Knee osteoarthritis (OA) can be characterised as non-traumatic or post-traumatic. Whereas, non-traumatic OA occurs without any history of acute knee injury, post-traumatic OA, as the name implies, develops following knee trauma. 1. Knee osteoarthritis often develops in adolescence and young adulthood, prior to 40 years of age: The most striking and important difference of post-traumatic…read more

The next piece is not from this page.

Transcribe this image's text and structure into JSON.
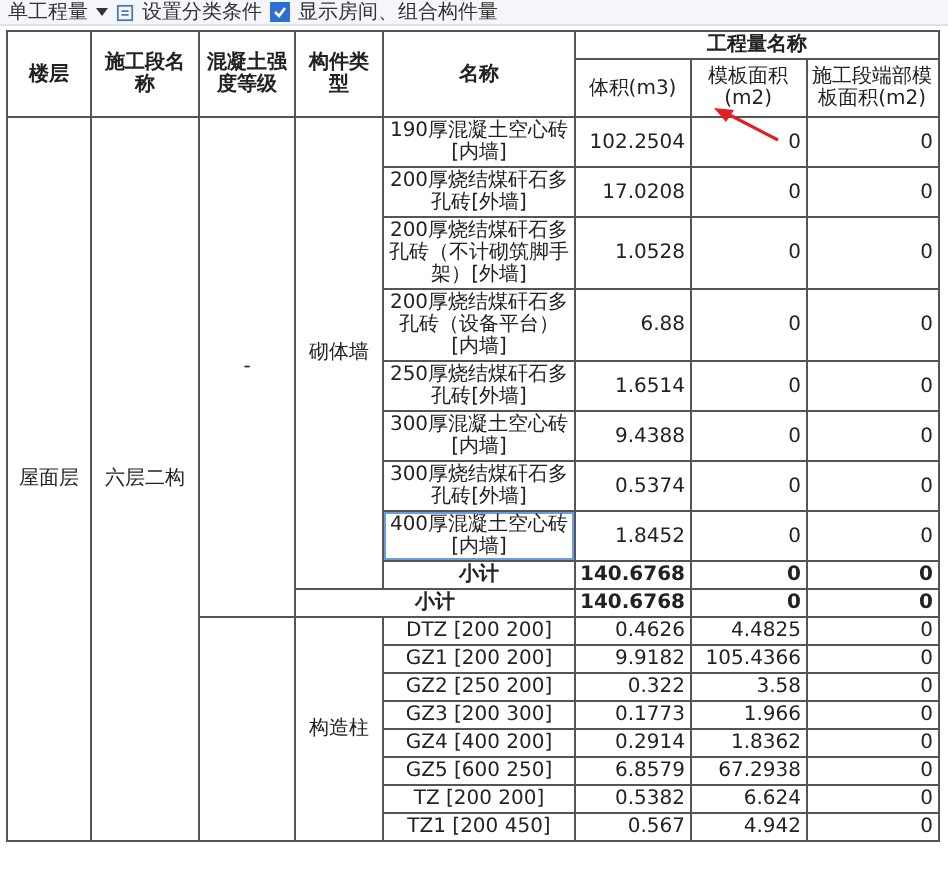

February’s staff publications featured research on: Patellofemoral knee pain. This included exploring contributing factors such as altered hip rate of force development and strength, foot mobility differences, and pelvic and hip kinematics in patellofemoral joint arthritis. Hamstrings. Muscle imaging techniques were explored through functional MRI and injury prevention strengthening exercises were discussed within an evidence-based…read more
Good life with Arthritis from Denmark: Reducing the IMPACT of osteoarthritis for Australians Prof Kay Crossley, Dr Joanne Kemp, Dr Christian Barton Knee arthritis is one of the most common sources of pain, reduced function and loss of productivity in Australia, resulting in considerable costs to the individual, community and society. A conservative estimate…read more
Title says it all – great chat with Ewa Roos about evidence (or lack there of) for arthroscopy, exercise, and how Denmark is successfully changing clinical practice. Do you agree? Is there still a place for knee arthroscopy? Let us know your thoughts via popular social media channels or comment below.
Dr Adam Culvenor has been awarded an early career researcher NHMRC fellowship, involving funding of $408,768. His research aims to identify ways to reduce the risk of knee cap osteoarthritis (OA) following serious knee injuries. Adam will spend his first two years at the Paracelsus Medical University in Austria working Professor Eckstein who is a world leader in…read more
Osteoarthritis effects 3.9 million Australians, costing the economy $24.9 billion. $9.4 billion is lost because people can’t work. Arthritis can effect many joints in the body. The most common joints are in the spine, knee and hip. People with arthritis have pain and inflammation in affected joints which often means they can’t participate in normal recreational and work activities. Because…read more